Of course, on the other side is our friends at The Morning Watch. Sergei Kelley helpfully compiled all these actions by the administration in an article released on Columbus Day called “Columbus Day at MSU: ‘Pioneer’ Title Regrets, Pres Says ‘Rethink History,’ and More”. He can’t be bothered to have an opinion, of course, instead just presenting the administration’s attempts to rectify massive historical wrongs one after the other. The subtext is that I’m supposed to hate it, but once again he’s accidentally made them look better than they are.

But the least accurate bit is at the end of the article. Because Sergei wants to maintain a layer of “journalism” on his articles, he decided to get a student quote. So we get this quote at the end of the article from Anthony Russo (probably a friend):

“I view Columbus as an American hero. Case closed.”

It’s pretty hard to call Columbus an American hero. His achievement of reaching the Caribbean happened because he was literally too stupid to understand the size of the globe. He heroically enslaved native populations on Hispaniola and made them mine for gold, which he found little of. The only contribution you could view him as having was that he let Europeans know that the area existed, and I have a hard time believing no one else would figure it out eventually. After all, he never even “discovered” the United States!

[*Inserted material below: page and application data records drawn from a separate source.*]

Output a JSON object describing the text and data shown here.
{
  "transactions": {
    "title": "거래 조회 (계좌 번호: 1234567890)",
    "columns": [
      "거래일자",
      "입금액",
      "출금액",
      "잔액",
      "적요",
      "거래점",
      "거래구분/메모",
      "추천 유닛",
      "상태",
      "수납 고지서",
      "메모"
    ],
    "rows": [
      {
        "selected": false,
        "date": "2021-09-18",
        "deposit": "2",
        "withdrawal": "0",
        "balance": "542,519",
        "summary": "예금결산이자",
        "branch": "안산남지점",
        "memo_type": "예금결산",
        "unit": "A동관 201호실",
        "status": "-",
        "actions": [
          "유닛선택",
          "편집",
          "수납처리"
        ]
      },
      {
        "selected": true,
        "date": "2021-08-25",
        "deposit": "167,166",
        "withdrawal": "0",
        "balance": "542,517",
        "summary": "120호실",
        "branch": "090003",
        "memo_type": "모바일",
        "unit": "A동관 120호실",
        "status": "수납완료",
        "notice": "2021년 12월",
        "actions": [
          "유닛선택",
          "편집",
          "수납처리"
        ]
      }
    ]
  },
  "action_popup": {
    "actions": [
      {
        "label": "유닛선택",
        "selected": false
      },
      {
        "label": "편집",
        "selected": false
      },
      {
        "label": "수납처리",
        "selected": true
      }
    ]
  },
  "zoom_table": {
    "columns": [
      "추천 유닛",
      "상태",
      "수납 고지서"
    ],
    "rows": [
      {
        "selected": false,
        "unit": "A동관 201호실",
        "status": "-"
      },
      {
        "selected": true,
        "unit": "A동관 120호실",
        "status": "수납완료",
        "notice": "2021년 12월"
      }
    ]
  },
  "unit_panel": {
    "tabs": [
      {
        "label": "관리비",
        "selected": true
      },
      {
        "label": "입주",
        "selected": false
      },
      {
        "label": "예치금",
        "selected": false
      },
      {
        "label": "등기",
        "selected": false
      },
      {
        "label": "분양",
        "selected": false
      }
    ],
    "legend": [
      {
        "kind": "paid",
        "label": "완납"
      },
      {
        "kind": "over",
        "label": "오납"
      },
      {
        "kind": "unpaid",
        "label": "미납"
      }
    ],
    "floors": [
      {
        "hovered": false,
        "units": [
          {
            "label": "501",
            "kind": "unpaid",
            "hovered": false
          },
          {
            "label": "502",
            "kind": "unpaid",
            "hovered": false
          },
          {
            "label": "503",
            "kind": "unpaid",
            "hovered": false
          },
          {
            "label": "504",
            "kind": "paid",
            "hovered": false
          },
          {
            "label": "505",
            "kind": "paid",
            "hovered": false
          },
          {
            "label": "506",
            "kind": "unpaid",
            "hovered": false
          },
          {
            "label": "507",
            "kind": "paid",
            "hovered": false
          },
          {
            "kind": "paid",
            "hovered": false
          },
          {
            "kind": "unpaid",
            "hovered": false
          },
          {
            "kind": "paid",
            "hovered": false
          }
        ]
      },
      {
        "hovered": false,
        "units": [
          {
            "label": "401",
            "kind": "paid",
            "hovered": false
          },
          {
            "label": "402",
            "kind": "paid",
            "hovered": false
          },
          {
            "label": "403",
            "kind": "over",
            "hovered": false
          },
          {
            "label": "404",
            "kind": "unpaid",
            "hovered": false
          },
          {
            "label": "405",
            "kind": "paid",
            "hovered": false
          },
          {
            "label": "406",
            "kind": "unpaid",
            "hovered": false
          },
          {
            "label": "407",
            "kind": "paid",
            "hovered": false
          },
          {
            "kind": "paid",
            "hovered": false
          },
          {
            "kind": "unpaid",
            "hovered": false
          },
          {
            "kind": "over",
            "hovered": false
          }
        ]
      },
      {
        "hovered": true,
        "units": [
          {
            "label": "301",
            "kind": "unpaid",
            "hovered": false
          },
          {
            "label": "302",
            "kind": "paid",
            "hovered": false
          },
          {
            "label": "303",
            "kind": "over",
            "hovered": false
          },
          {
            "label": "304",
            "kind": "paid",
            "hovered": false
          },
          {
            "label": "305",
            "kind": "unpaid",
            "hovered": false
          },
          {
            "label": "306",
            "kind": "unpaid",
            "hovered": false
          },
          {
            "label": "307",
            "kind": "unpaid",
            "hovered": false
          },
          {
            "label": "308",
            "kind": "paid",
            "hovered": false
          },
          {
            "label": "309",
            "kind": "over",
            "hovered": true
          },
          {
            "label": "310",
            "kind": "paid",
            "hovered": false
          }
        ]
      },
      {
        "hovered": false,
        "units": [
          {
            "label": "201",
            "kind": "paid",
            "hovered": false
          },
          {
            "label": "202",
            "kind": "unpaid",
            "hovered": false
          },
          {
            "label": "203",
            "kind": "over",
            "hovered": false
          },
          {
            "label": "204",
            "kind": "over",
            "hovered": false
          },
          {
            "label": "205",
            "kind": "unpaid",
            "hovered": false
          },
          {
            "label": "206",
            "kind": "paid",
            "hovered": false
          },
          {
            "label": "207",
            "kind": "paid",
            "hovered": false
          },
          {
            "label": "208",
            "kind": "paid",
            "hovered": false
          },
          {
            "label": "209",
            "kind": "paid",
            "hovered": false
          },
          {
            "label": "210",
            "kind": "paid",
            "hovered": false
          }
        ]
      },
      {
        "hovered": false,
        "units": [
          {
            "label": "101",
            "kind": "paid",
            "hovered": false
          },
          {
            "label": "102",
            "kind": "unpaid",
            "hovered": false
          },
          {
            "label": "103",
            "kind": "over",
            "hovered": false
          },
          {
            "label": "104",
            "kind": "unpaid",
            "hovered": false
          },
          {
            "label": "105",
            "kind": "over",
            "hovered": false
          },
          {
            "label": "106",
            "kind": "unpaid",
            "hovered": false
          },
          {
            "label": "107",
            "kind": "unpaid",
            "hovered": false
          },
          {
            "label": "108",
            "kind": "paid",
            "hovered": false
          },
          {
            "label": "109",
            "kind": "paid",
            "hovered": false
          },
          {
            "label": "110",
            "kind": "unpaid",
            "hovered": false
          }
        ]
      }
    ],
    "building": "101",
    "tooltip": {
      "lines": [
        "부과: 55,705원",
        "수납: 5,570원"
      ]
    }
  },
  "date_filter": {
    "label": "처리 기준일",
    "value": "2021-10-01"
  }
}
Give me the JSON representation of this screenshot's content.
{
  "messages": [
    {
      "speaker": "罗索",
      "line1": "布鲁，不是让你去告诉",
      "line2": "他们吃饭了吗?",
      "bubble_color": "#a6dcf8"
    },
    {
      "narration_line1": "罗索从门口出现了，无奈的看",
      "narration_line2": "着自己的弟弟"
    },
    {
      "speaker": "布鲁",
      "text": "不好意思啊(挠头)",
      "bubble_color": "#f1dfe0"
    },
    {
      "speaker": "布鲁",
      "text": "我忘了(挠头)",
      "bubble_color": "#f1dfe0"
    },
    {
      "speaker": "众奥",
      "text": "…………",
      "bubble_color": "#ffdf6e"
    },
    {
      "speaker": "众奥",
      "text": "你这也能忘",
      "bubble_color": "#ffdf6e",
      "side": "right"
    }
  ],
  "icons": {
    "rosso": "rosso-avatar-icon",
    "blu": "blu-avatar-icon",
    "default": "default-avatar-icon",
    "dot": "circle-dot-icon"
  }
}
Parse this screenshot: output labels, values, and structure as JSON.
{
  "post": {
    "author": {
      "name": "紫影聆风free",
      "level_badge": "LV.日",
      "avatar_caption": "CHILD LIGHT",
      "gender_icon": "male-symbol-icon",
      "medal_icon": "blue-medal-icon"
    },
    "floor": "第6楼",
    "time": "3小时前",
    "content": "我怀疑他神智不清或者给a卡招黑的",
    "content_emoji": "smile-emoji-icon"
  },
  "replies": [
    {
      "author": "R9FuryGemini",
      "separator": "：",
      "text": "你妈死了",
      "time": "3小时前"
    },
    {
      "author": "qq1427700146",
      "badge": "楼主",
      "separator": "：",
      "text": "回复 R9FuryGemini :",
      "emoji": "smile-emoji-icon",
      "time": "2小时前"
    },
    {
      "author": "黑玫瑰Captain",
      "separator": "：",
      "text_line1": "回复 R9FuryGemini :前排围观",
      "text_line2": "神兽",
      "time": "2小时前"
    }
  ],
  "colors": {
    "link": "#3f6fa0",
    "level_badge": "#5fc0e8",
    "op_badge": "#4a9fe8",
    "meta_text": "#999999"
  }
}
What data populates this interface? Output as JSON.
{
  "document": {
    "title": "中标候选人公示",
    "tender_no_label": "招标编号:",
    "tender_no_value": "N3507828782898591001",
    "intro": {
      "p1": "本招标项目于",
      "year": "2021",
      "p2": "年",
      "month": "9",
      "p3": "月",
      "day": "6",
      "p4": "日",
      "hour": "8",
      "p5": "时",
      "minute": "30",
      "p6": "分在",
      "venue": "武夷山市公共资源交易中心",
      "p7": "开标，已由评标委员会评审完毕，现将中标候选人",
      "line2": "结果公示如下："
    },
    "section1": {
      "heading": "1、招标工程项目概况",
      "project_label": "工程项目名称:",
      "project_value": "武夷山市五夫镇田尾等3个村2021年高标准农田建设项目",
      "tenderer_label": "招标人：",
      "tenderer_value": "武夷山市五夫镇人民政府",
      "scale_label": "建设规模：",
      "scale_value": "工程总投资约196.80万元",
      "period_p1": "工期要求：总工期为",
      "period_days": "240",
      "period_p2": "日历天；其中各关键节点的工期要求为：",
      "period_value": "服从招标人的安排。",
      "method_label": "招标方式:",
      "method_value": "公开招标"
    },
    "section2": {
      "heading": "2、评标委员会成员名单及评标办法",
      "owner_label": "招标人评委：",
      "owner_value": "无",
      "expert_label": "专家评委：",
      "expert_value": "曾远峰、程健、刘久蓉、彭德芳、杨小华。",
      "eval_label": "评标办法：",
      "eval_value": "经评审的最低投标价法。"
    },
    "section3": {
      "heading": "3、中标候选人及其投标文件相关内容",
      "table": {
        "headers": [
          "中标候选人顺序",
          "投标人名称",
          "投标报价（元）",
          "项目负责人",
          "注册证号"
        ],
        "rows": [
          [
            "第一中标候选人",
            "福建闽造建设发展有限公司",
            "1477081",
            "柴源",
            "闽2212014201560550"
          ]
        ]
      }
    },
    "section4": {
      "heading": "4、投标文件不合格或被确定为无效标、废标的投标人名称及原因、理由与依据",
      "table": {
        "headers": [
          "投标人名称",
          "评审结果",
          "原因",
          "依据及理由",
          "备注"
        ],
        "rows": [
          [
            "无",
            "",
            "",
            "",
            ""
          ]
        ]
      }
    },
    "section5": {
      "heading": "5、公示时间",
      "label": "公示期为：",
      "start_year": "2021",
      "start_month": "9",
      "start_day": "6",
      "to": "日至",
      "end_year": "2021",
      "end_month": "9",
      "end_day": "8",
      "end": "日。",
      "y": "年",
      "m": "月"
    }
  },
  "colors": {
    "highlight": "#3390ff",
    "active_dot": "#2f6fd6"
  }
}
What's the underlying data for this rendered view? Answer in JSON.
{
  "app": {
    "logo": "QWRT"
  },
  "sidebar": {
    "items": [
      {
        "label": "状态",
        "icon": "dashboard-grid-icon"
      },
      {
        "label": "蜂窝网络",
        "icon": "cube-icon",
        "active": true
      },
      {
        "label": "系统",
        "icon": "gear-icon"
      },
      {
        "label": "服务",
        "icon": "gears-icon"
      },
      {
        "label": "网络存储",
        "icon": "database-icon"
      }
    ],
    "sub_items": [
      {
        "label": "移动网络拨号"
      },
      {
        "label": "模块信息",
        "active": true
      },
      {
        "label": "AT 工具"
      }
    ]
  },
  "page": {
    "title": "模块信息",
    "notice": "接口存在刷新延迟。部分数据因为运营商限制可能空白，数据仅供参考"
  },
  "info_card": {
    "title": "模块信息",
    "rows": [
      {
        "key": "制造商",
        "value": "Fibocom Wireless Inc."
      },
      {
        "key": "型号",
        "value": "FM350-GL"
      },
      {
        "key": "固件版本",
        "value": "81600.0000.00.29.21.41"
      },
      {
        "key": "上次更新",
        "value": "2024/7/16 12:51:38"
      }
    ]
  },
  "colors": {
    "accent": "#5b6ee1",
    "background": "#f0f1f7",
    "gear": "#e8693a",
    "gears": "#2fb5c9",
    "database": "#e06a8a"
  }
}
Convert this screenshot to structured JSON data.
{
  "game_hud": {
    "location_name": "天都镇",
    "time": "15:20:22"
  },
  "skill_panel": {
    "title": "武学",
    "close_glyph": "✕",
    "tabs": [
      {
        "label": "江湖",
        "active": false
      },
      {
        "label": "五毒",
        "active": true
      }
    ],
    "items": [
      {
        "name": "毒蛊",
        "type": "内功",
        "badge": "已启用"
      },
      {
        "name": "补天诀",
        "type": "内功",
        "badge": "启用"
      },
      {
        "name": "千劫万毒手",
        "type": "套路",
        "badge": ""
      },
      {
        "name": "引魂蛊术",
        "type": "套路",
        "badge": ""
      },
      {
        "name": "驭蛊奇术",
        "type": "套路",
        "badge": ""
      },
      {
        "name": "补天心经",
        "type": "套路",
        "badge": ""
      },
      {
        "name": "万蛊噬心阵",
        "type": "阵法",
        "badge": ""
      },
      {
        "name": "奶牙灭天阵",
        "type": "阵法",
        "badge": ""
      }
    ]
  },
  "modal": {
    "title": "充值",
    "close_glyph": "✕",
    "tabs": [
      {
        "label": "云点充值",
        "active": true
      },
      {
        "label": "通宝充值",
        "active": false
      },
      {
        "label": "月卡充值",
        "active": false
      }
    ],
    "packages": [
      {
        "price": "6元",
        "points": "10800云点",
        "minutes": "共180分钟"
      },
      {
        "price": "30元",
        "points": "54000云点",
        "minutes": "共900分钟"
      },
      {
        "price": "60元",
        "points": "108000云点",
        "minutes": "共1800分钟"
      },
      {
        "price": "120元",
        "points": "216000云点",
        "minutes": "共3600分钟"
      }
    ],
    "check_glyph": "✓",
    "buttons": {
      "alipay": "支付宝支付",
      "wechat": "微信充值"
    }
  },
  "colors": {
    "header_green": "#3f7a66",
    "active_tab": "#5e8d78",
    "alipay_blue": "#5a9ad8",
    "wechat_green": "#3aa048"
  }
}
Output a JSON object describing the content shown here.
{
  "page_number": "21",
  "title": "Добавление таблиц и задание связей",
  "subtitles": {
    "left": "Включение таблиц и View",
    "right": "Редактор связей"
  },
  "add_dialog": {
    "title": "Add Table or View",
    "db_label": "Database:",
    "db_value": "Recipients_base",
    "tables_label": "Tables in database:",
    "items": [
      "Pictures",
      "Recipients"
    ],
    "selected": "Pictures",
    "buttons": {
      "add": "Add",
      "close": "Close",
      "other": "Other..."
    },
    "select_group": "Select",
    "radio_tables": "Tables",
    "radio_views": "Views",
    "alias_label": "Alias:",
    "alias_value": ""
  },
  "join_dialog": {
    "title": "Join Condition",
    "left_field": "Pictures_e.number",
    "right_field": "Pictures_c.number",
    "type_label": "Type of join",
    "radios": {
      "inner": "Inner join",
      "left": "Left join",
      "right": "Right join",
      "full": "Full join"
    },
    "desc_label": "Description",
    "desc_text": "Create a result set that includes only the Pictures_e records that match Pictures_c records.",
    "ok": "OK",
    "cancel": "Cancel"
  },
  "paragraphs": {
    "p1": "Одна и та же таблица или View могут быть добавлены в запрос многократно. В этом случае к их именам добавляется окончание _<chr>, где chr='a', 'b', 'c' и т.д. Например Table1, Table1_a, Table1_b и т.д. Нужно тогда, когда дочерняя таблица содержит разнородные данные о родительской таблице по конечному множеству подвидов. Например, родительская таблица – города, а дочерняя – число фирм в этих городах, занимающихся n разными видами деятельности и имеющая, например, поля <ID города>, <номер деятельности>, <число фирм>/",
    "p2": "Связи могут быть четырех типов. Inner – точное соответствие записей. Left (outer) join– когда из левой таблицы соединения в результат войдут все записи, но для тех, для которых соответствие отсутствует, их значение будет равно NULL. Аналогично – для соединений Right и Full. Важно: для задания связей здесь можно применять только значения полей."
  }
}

So why does Columbus have such a huge status in a country he never set foot in, so much so that he’s one of the three people to have a federal holiday in his honor? It’s all thanks to the efforts of primarily Italian-American Catholics, who sought to counteract widespread discrimination against Italians who came to the US. The Knights of Columbus, fittingly, were the biggest group leading the charge. By finding a famous Italian that had any part in the history of white people coming to America, they wanted to link their history to American history to counteract prevailing narratives that they were foreign invaders.

Nowadays, Italian-Americans face essentially no prejudice. I’m part Italian, and I average one mafia joke a year on the receiving end and a couple million that I make about myself. Everyone I know who has any amount of Italian ancestry would probably say the same about themselves. Since they were able to push past xenophobia, what’s the point of having a holiday for a man who didn’t even see this country when there are so many famous Italian-Americans to choose from?

But nothing ever moves easily at the federal level. Even if the Democrats would like to prove they can do woke gestures when they get into power, changing the name of Columbus Day would probably be far down the list of priorities. 

I believe that in order to change Columbus Day, we need to go back to what made Columbus Day. Folks, it’s time to create a unified front to bully Italians. If Italians must feel their identity in order to take pride in their own then it’s time we made Italians feel Italian again. Anytime you see an Italian, make sure to let them know that they’re Italian. Flaunt your superiority to them in every capacity. Make sure that they grow in their self-understanding of what being Italian in America is. Make them search out Italian excellence and Italian boy joy and Italian girl magic.

In other words, anytime that someone makes fun of me for this article, I am going to take it as an act of anti-Italian aggression. If Sergei wants to send a weird DM or comment about how I’m being racist, it only incentivizes me further to rediscover my ancestry and start the movement to Get a Better Italian-American Holiday. Make current-day Columbus Day Indigenous Peoples Day, and then [insert Italian-American figure here] Day somewhere else.

I think a better choice would be Vanzetti Day, to honor the Italian immigrant anarchist who, like too many today, was unfairly punished by the justice system for a crime he didn’t commit due to anti-Italian sentiments of the time. Bada bing!

-K. Sins